WHAT IS BEING ASKED: Return the records below word for word.

RECORDED INFORMATION:
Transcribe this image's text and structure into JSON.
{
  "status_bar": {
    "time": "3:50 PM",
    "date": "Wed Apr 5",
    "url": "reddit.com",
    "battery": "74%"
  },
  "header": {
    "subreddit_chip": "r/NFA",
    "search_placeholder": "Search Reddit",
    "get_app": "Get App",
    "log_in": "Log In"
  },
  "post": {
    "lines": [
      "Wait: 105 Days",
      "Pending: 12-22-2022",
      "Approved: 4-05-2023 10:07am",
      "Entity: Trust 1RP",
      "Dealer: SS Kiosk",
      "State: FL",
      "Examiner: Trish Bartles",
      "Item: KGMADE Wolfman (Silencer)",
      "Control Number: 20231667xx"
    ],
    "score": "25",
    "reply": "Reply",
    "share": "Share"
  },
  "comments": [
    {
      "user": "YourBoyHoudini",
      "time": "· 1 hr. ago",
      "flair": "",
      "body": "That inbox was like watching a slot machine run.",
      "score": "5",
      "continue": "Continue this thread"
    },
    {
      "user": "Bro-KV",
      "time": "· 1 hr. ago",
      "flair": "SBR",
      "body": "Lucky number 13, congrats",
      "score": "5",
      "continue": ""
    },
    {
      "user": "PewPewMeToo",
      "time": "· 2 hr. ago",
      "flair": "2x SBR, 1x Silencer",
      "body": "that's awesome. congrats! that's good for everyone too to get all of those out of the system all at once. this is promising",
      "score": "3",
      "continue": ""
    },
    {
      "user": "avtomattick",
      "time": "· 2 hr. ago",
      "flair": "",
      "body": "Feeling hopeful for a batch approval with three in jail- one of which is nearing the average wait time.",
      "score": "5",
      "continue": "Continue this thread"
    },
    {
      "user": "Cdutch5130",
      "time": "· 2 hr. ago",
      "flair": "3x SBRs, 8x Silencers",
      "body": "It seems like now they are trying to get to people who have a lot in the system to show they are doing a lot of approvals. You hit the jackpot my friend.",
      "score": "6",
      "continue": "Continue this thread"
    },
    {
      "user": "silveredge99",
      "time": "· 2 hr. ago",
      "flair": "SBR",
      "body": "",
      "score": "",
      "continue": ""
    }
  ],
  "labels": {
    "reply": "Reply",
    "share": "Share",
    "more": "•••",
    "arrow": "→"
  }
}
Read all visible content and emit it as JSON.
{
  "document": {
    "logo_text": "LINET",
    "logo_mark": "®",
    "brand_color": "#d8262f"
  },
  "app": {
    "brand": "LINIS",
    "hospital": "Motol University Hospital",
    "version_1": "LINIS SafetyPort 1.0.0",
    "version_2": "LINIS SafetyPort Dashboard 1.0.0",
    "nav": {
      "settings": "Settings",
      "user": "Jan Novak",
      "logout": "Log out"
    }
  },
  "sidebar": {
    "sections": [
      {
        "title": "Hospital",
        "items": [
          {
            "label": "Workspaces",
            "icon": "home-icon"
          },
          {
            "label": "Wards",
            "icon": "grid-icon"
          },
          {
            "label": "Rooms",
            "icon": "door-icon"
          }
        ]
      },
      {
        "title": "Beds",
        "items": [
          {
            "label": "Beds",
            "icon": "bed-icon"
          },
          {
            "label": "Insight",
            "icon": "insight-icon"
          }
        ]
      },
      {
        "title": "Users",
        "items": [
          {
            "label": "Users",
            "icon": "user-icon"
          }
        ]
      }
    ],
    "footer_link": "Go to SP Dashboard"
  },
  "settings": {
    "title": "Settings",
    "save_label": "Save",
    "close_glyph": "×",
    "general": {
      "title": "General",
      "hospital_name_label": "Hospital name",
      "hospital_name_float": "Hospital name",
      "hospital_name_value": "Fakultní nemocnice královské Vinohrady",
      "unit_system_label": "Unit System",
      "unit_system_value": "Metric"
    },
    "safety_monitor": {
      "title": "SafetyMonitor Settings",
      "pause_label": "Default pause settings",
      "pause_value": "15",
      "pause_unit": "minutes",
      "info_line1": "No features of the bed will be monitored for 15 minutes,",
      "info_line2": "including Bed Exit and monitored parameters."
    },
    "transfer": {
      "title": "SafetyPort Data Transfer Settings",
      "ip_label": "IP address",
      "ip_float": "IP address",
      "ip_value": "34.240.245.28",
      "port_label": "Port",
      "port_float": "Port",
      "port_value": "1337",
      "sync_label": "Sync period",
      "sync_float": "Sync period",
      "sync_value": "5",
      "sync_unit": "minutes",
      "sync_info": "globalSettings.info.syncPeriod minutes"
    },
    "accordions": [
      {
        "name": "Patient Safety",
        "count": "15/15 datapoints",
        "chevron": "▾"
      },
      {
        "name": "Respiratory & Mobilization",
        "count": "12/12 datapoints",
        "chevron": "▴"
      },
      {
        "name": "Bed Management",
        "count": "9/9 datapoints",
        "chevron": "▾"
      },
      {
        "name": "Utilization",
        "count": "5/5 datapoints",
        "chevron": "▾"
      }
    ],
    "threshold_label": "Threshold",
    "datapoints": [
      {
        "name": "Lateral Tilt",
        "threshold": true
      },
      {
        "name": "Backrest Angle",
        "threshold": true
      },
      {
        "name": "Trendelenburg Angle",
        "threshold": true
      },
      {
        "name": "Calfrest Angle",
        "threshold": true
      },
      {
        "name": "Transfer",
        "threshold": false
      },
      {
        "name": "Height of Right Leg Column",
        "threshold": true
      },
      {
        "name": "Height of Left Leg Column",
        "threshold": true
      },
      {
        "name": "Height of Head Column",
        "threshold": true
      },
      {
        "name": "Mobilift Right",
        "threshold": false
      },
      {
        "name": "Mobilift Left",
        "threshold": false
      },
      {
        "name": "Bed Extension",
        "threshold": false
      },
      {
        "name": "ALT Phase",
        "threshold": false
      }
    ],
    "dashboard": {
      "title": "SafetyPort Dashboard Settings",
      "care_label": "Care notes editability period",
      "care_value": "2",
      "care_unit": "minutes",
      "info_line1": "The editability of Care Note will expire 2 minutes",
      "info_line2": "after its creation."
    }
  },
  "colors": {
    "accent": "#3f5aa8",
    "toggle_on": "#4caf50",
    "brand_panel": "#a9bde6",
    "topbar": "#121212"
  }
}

TASK OUTPUT:
Transcribe this image's text and structure into JSON.
{
  "status_bar": {
    "time": "3:50 PM",
    "date": "Wed Apr 5",
    "url": "reddit.com",
    "battery": "74%"
  },
  "header": {
    "subreddit_chip": "r/NFA",
    "search_placeholder": "Search Reddit",
    "get_app": "Get App",
    "log_in": "Log In"
  },
  "post": {
    "lines": [
      "Wait: 105 Days",
      "Pending: 12-22-2022",
      "Approved: 4-05-2023 10:07am",
      "Entity: Trust 1RP",
      "Dealer: SS Kiosk",
      "State: FL",
      "Examiner: Trish Bartles",
      "Item: KGMADE Wolfman (Silencer)",
      "Control Number: 20231667xx"
    ],
    "score": "25",
    "reply": "Reply",
    "share": "Share"
  },
  "comments": [
    {
      "user": "YourBoyHoudini",
      "time": "· 1 hr. ago",
      "flair": "",
      "body": "That inbox was like watching a slot machine run.",
      "score": "5",
      "continue": "Continue this thread"
    },
    {
      "user": "Bro-KV",
      "time": "· 1 hr. ago",
      "flair": "SBR",
      "body": "Lucky number 13, congrats",
      "score": "5",
      "continue": ""
    },
    {
      "user": "PewPewMeToo",
      "time": "· 2 hr. ago",
      "flair": "2x SBR, 1x Silencer",
      "body": "that's awesome. congrats! that's good for everyone too to get all of those out of the system all at once. this is promising",
      "score": "3",
      "continue": ""
    },
    {
      "user": "avtomattick",
      "time": "· 2 hr. ago",
      "flair": "",
      "body": "Feeling hopeful for a batch approval with three in jail- one of which is nearing the average wait time.",
      "score": "5",
      "continue": "Continue this thread"
    },
    {
      "user": "Cdutch5130",
      "time": "· 2 hr. ago",
      "flair": "3x SBRs, 8x Silencers",
      "body": "It seems like now they are trying to get to people who have a lot in the system to show they are doing a lot of approvals. You hit the jackpot my friend.",
      "score": "6",
      "continue": "Continue this thread"
    },
    {
      "user": "silveredge99",
      "time": "· 2 hr. ago",
      "flair": "SBR",
      "body": "",
      "score": "",
      "continue": ""
    }
  ],
  "labels": {
    "reply": "Reply",
    "share": "Share",
    "more": "•••",
    "arrow": "→"
  }
}
Read all visible content and emit it as JSON.
{
  "document": {
    "logo_text": "LINET",
    "logo_mark": "®",
    "brand_color": "#d8262f"
  },
  "app": {
    "brand": "LINIS",
    "hospital": "Motol University Hospital",
    "version_1": "LINIS SafetyPort 1.0.0",
    "version_2": "LINIS SafetyPort Dashboard 1.0.0",
    "nav": {
      "settings": "Settings",
      "user": "Jan Novak",
      "logout": "Log out"
    }
  },
  "sidebar": {
    "sections": [
      {
        "title": "Hospital",
        "items": [
          {
            "label": "Workspaces",
            "icon": "home-icon"
          },
          {
            "label": "Wards",
            "icon": "grid-icon"
          },
          {
            "label": "Rooms",
            "icon": "door-icon"
          }
        ]
      },
      {
        "title": "Beds",
        "items": [
          {
            "label": "Beds",
            "icon": "bed-icon"
          },
          {
            "label": "Insight",
            "icon": "insight-icon"
          }
        ]
      },
      {
        "title": "Users",
        "items": [
          {
            "label": "Users",
            "icon": "user-icon"
          }
        ]
      }
    ],
    "footer_link": "Go to SP Dashboard"
  },
  "settings": {
    "title": "Settings",
    "save_label": "Save",
    "close_glyph": "×",
    "general": {
      "title": "General",
      "hospital_name_label": "Hospital name",
      "hospital_name_float": "Hospital name",
      "hospital_name_value": "Fakultní nemocnice královské Vinohrady",
      "unit_system_label": "Unit System",
      "unit_system_value": "Metric"
    },
    "safety_monitor": {
      "title": "SafetyMonitor Settings",
      "pause_label": "Default pause settings",
      "pause_value": "15",
      "pause_unit": "minutes",
      "info_line1": "No features of the bed will be monitored for 15 minutes,",
      "info_line2": "including Bed Exit and monitored parameters."
    },
    "transfer": {
      "title": "SafetyPort Data Transfer Settings",
      "ip_label": "IP address",
      "ip_float": "IP address",
      "ip_value": "34.240.245.28",
      "port_label": "Port",
      "port_float": "Port",
      "port_value": "1337",
      "sync_label": "Sync period",
      "sync_float": "Sync period",
      "sync_value": "5",
      "sync_unit": "minutes",
      "sync_info": "globalSettings.info.syncPeriod minutes"
    },
    "accordions": [
      {
        "name": "Patient Safety",
        "count": "15/15 datapoints",
        "chevron": "▾"
      },
      {
        "name": "Respiratory & Mobilization",
        "count": "12/12 datapoints",
        "chevron": "▴"
      },
      {
        "name": "Bed Management",
        "count": "9/9 datapoints",
        "chevron": "▾"
      },
      {
        "name": "Utilization",
        "count": "5/5 datapoints",
        "chevron": "▾"
      }
    ],
    "threshold_label": "Threshold",
    "datapoints": [
      {
        "name": "Lateral Tilt",
        "threshold": true
      },
      {
        "name": "Backrest Angle",
        "threshold": true
      },
      {
        "name": "Trendelenburg Angle",
        "threshold": true
      },
      {
        "name": "Calfrest Angle",
        "threshold": true
      },
      {
        "name": "Transfer",
        "threshold": false
      },
      {
        "name": "Height of Right Leg Column",
        "threshold": true
      },
      {
        "name": "Height of Left Leg Column",
        "threshold": true
      },
      {
        "name": "Height of Head Column",
        "threshold": true
      },
      {
        "name": "Mobilift Right",
        "threshold": false
      },
      {
        "name": "Mobilift Left",
        "threshold": false
      },
      {
        "name": "Bed Extension",
        "threshold": false
      },
      {
        "name": "ALT Phase",
        "threshold": false
      }
    ],
    "dashboard": {
      "title": "SafetyPort Dashboard Settings",
      "care_label": "Care notes editability period",
      "care_value": "2",
      "care_unit": "minutes",
      "info_line1": "The editability of Care Note will expire 2 minutes",
      "info_line2": "after its creation."
    }
  },
  "colors": {
    "accent": "#3f5aa8",
    "toggle_on": "#4caf50",
    "brand_panel": "#a9bde6",
    "topbar": "#121212"
  }
}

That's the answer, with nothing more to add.